Case report: Understanding the impact of persistent tissue-localization of SARS-CoV-2 on immune response activity via spatial transcriptomic analysis of two cancer patients with COVID-19 co-morbidity.
IF: 8.786


Severe acute respiratory syndrome coronavirus 2 (SARS-CoV-2) has infected half a billion people, including vulnerable populations such as cancer patients. While increasing evidence supports the persistence of SARS-CoV-2 months after a negative nasopharyngeal swab test, the effects on long-term immune memory and cancer treatment are unclear. In this report, we examined post-COVID-19 tissue-localized immune responses in a hepatocellular carcinoma (HCC) patient and a colorectal cancer (CRC) patient. Using spatial whole-transcriptomic analysis, we demonstrated spatial profiles consistent with a lymphocyte-associated SARS-CoV-2 response (based on two public COVID-19 gene sets) in the tumors and adjacent normal tissues, despite intra-tumor heterogeneity. The use of RNAscope and multiplex immunohistochemistry revealed that the spatial localization of B cells was significantly associated with lymphocyte-associated SARS-CoV-2 responses within the spatial transcriptomic (ST) niches showing the highest levels of virus. Furthermore, single-cell RNA sequencing data obtained from previous (CRC) or new (HCC) ex vivo stimulation experiments showed that patient-specific SARS-CoV-2 memory B cells were the main contributors to this positive association. Finally, we evaluated the spatial associations between SARS-CoV-2-induced immunological effects and immunotherapy-related anti-tumor immune responses.
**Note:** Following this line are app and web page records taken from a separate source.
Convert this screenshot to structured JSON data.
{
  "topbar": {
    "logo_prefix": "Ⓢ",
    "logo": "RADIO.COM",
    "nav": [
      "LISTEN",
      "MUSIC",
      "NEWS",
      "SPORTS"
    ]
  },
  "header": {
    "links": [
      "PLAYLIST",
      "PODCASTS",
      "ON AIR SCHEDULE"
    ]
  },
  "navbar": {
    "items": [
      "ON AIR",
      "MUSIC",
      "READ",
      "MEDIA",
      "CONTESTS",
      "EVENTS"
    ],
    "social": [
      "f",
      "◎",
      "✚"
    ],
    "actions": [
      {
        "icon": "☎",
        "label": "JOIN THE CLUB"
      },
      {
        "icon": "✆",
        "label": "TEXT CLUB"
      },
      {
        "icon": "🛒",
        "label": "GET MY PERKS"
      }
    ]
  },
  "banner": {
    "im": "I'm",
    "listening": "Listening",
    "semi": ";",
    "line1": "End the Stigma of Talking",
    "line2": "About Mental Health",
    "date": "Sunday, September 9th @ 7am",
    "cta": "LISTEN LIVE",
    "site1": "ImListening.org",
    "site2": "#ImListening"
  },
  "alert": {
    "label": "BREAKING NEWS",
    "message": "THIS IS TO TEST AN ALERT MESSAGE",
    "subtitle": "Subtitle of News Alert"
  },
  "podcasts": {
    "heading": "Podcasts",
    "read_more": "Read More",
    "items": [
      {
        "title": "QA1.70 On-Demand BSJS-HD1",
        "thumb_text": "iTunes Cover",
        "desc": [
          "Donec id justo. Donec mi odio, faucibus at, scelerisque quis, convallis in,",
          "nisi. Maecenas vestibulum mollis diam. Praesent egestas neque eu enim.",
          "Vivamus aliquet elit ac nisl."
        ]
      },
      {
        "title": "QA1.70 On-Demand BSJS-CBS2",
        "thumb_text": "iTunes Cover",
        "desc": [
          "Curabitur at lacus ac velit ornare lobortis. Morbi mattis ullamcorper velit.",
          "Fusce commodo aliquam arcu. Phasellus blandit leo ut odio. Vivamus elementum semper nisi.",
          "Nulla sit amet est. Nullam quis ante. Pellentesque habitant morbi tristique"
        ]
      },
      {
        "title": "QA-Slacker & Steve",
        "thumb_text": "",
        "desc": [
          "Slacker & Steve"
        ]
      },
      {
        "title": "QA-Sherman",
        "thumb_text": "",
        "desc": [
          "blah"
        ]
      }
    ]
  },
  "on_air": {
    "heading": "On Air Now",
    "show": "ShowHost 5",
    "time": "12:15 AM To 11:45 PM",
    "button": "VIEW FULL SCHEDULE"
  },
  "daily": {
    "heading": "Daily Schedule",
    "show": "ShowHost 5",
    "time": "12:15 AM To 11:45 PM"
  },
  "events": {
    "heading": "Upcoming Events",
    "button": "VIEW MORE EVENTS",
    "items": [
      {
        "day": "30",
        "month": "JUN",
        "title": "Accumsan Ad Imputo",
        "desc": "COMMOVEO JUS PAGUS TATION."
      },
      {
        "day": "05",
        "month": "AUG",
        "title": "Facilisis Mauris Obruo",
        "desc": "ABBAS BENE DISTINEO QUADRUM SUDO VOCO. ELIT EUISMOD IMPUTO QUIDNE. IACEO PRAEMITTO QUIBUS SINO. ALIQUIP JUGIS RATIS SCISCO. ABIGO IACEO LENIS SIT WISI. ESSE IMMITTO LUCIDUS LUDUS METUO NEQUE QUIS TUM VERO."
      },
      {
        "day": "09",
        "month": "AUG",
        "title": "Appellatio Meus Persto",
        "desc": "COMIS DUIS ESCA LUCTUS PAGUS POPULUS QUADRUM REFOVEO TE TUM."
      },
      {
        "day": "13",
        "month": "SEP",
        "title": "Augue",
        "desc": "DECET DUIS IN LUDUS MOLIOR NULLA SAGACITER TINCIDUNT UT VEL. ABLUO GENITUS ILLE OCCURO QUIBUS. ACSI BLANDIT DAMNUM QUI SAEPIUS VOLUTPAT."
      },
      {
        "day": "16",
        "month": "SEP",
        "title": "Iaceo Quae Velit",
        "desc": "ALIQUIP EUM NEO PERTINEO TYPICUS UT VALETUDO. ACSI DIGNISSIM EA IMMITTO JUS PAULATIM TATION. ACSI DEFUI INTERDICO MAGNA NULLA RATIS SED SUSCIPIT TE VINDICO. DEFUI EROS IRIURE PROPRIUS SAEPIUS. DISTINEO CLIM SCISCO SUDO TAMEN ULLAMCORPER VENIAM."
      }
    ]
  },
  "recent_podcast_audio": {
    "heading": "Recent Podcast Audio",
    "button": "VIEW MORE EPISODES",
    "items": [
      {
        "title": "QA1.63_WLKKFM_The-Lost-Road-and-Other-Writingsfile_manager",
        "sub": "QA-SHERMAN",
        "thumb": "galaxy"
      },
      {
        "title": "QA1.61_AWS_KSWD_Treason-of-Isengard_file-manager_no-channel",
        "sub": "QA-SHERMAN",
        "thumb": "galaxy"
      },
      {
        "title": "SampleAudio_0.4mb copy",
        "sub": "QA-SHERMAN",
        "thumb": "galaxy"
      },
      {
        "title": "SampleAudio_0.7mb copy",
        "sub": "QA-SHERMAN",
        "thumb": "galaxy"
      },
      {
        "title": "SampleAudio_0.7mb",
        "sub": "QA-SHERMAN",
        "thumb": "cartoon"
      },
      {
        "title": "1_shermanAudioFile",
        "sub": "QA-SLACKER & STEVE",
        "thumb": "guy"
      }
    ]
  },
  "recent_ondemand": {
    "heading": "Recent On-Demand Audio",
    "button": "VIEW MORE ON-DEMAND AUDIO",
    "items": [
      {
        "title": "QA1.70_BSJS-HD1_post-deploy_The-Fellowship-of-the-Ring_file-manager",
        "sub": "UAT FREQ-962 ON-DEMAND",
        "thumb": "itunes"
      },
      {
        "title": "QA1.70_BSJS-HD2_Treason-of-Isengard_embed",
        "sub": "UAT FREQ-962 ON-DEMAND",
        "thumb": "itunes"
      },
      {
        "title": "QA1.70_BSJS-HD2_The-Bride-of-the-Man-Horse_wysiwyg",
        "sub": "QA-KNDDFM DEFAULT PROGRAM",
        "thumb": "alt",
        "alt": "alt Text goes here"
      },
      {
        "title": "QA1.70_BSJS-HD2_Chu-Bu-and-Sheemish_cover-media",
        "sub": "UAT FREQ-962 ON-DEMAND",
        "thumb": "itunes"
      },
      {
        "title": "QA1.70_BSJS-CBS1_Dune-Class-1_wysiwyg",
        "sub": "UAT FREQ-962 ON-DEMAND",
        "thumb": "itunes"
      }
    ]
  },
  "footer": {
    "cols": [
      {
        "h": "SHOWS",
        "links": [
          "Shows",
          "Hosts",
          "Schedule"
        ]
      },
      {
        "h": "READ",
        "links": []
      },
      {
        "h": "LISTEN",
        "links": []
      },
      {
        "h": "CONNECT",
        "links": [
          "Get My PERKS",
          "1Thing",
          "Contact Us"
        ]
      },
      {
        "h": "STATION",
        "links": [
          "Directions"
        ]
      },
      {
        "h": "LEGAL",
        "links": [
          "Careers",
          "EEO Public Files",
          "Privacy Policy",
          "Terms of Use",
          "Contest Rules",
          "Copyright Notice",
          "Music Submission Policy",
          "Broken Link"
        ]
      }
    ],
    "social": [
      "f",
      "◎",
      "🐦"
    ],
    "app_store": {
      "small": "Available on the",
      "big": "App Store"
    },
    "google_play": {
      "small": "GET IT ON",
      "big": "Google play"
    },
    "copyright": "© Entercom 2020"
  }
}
Immuno-predictive scores (IMPRES) revealed consistent positive spatial correlations between T cells/cytotoxic lymphocytes and the predicted immune checkpoint blockade (ICB) response, particularly in the HCC tissues. However, the positive spatial correlation between B cells and IMPRES score was restricted to the high-virus ST niche. In addition, tumor immune dysfunction and exclusion (TIDE) analysis revealed marked T cell dysfunction and inflammation, alongside low T cell exclusion and M2 tumor-associated macrophage infiltration. Our results provide in situ evidence of SARS-CoV-2-generated persistent immunological memory, which could not only provide tissue protection against reinfection but may also modulate the tumor microenvironment, favoring ICB responsiveness. As the number of cancer patients with COVID-19 comorbidity continues to rise, improved understanding of the long-term immune response induced by SARS-CoV-2 and its impact on cancer treatment is much needed.


Spatial Transcriptomics
case report
intra-tumor heterogeneity
spatial transcriptomics
tissue-localized immunity


Lau, Mai Chan
Yi, Yang
Goh, Denise
Cheung, Chun Chau Lawrence
Tan, Benedict
Lim, Jeffrey Chun Tatt
Joseph, Craig Ryan
Wee, Felicia
Lee, Justina Nadia
Lim, Xinru
Lim, Chun Jye
Leow, Wei Qiang
Lee, Jing Yi
Ng, Cedric Chuan Young
Bashiri, Hamed
Cheow, Peng Chung
Chan, Chun Yip
Koh, Ye Xin
Tan, Thuan Tong
Kalimuddin, Shirin
Tai, Wai Meng David
Ng, Jia Lin
Low, Jenny Guek-Hong
Lim, Tony Kiat Hon
Liu, Jin
Yeong, Joe Poh Sheng